And while I can't find the date, I had a conversation with a SEGA community manager on the old SEGA Forums. This was actually an employee, and his name was SegaDawg. He has since passed away, but here are some comments from him:
While I sadly can't place a date on this discussion, or provide proof that it happened as those forums are now long gone (not that what he said is that farfetched), Shenmue Online had clearly been in development and in the news for a long while from what I remember. I claim no expertise in the business side of the video game world, but I do know that SEGA has an incredibly shoddy history of horrendously bad communication and cooperation, especially when it comes to Japan, America, and Europe. I've shown that it is entirely possible for the west to be mistaken, and I assume Japan has some issues as well.

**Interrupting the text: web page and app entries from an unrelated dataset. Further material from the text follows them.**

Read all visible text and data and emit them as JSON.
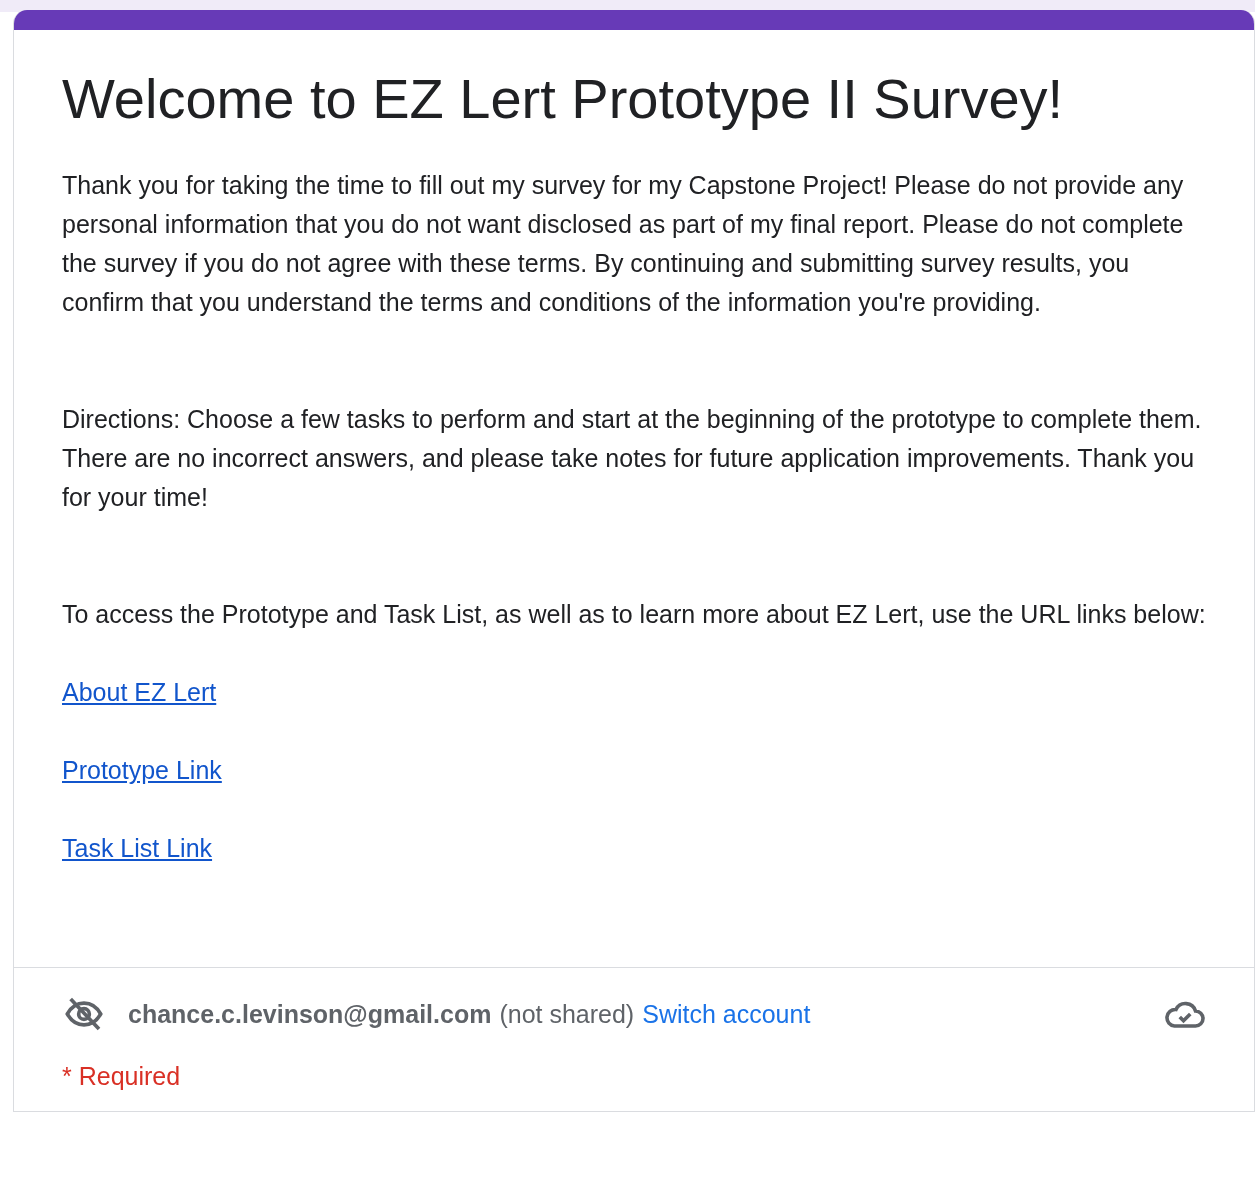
{
  "form": {
    "title": "Welcome to EZ Lert Prototype II Survey!",
    "paragraphs": [
      "Thank you for taking the time to fill out my survey for my Capstone Project! Please do not provide any personal information that you do not want disclosed as part of my final report. Please do not complete the survey if you do not agree with these terms. By continuing and submitting survey results, you confirm that you understand the terms and conditions of the information you're providing.",
      "Directions: Choose a few tasks to perform and start at the beginning of the prototype to complete them. There are no incorrect answers, and please take notes for future application improvements. Thank you for your time!",
      "To access the Prototype and Task List, as well as to learn more about EZ Lert, use the URL links below:"
    ],
    "links": [
      "About EZ Lert",
      "Prototype Link",
      "Task List Link"
    ]
  },
  "account": {
    "email": "chance.c.levinson@gmail.com",
    "note": "(not shared)",
    "switch": "Switch account"
  },
  "required": "* Required"
}
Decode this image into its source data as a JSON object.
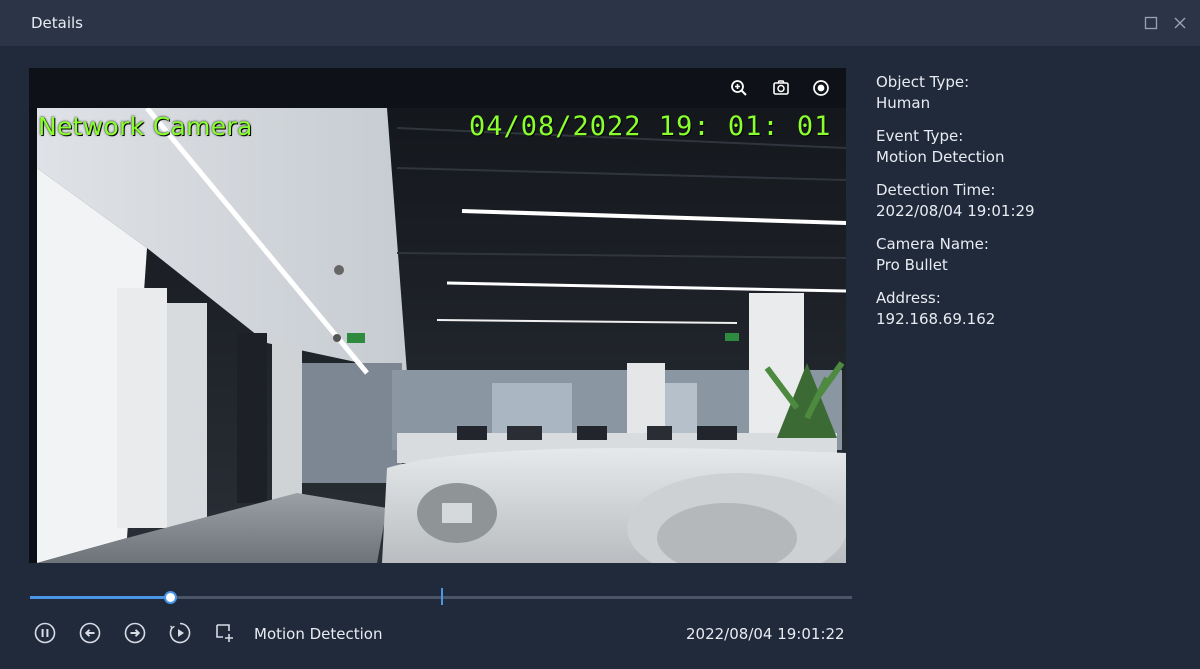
{
  "window": {
    "title": "Details"
  },
  "video": {
    "overlay_camera_text": "Network Camera",
    "overlay_timestamp": "04/08/2022 19: 01: 01",
    "toolbar": [
      {
        "icon": "zoom-in-icon"
      },
      {
        "icon": "snapshot-icon"
      },
      {
        "icon": "record-icon"
      }
    ]
  },
  "playback": {
    "progress": 0.17,
    "marker": 0.5,
    "event_label": "Motion Detection",
    "clip_time": "2022/08/04 19:01:22",
    "controls": [
      "pause-icon",
      "previous-icon",
      "next-icon",
      "play-icon",
      "add-filter-icon"
    ]
  },
  "details": {
    "fields": [
      {
        "label": "Object Type:",
        "value": "Human"
      },
      {
        "label": "Event Type:",
        "value": "Motion Detection"
      },
      {
        "label": "Detection Time:",
        "value": "2022/08/04 19:01:29"
      },
      {
        "label": "Camera Name:",
        "value": "Pro Bullet"
      },
      {
        "label": "Address:",
        "value": "192.168.69.162"
      }
    ]
  },
  "colors": {
    "accent": "#4a95e6",
    "background": "#212a3b",
    "titlebar": "#2b3547",
    "overlay_text": "#8aff2e"
  }
}
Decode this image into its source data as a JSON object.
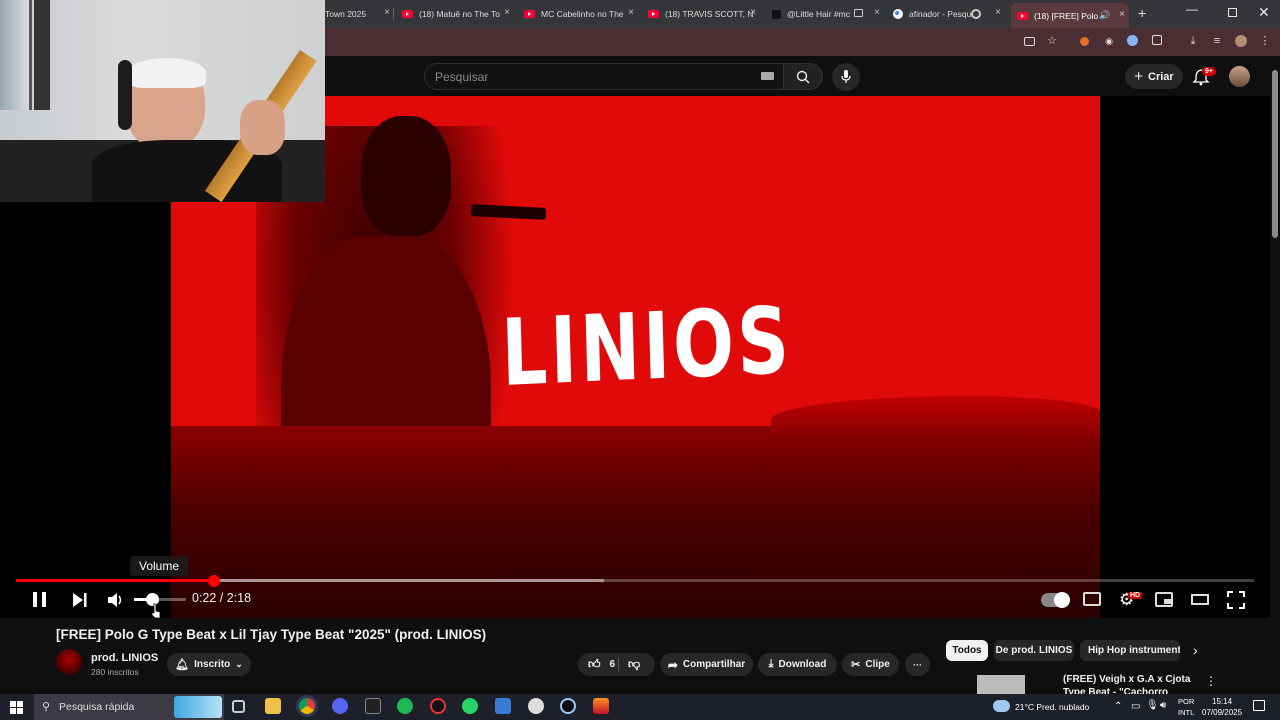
{
  "browser": {
    "tabs": [
      {
        "title": "Town 2025",
        "icon": "none"
      },
      {
        "title": "(18) Matuê no The To",
        "icon": "youtube-icon"
      },
      {
        "title": "MC Cabelinho no The",
        "icon": "youtube-icon"
      },
      {
        "title": "(18) TRAVIS SCOTT, N",
        "icon": "youtube-icon"
      },
      {
        "title": "@Little Hair #mc",
        "icon": "tiktok-icon"
      },
      {
        "title": "afinador - Pesqu",
        "icon": "google-icon"
      },
      {
        "title": "(18) [FREE] Polo G",
        "icon": "youtube-icon",
        "active": true
      }
    ],
    "close_glyph": "×",
    "new_tab_glyph": "+"
  },
  "youtube": {
    "search_placeholder": "Pesquisar",
    "create_label": "Criar",
    "notification_count": "9+"
  },
  "player": {
    "overlay_text": "LINIOS",
    "tooltip": "Volume",
    "time_display": "0:22 / 2:18",
    "progress_fraction": 0.16,
    "buffered_fraction": 0.475,
    "volume_fraction": 0.35,
    "quality_badge": "HD"
  },
  "video": {
    "title": "[FREE] Polo G Type Beat x Lil Tjay Type Beat \"2025\" (prod. LINIOS)",
    "channel_name": "prod. LINIOS",
    "subscribers": "280 inscritos",
    "subscribed_label": "Inscrito",
    "likes": "6",
    "share_label": "Compartilhar",
    "download_label": "Download",
    "clip_label": "Clipe",
    "more_glyph": "···"
  },
  "sidebar": {
    "chips": [
      "Todos",
      "De prod. LINIOS",
      "Hip Hop instrumental"
    ],
    "recommendation_title": "(FREE) Veigh x G.A x Cjota Type Beat - \"Cachorro Sincero\""
  },
  "taskbar": {
    "search_label": "Pesquisa rápida",
    "weather": "21°C  Pred. nublado",
    "lang_top": "POR",
    "lang_bottom": "INTL",
    "time": "15:14",
    "date": "07/09/2025"
  },
  "colors": {
    "accent": "#ff0000",
    "video_frame": "#e00a0a",
    "background": "#0f0f0f",
    "tab_active": "#5a3a3e"
  }
}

We know that Shenmue Online was for sure in development in 2006, as it was shown at China Joy that year, and rumors started flying around in 2007 that it too had been shelved. Producer Cai Junsong says here that it was essentially finished, but like the original games, Yu Suzuki wanted perfection and SEGA said no:
So while he was wrapped up for three years perfecting this game...it may have very well been possible that Shin Ishikawa, Hiroshi Kataoka and others were working on Shenmue IIIx.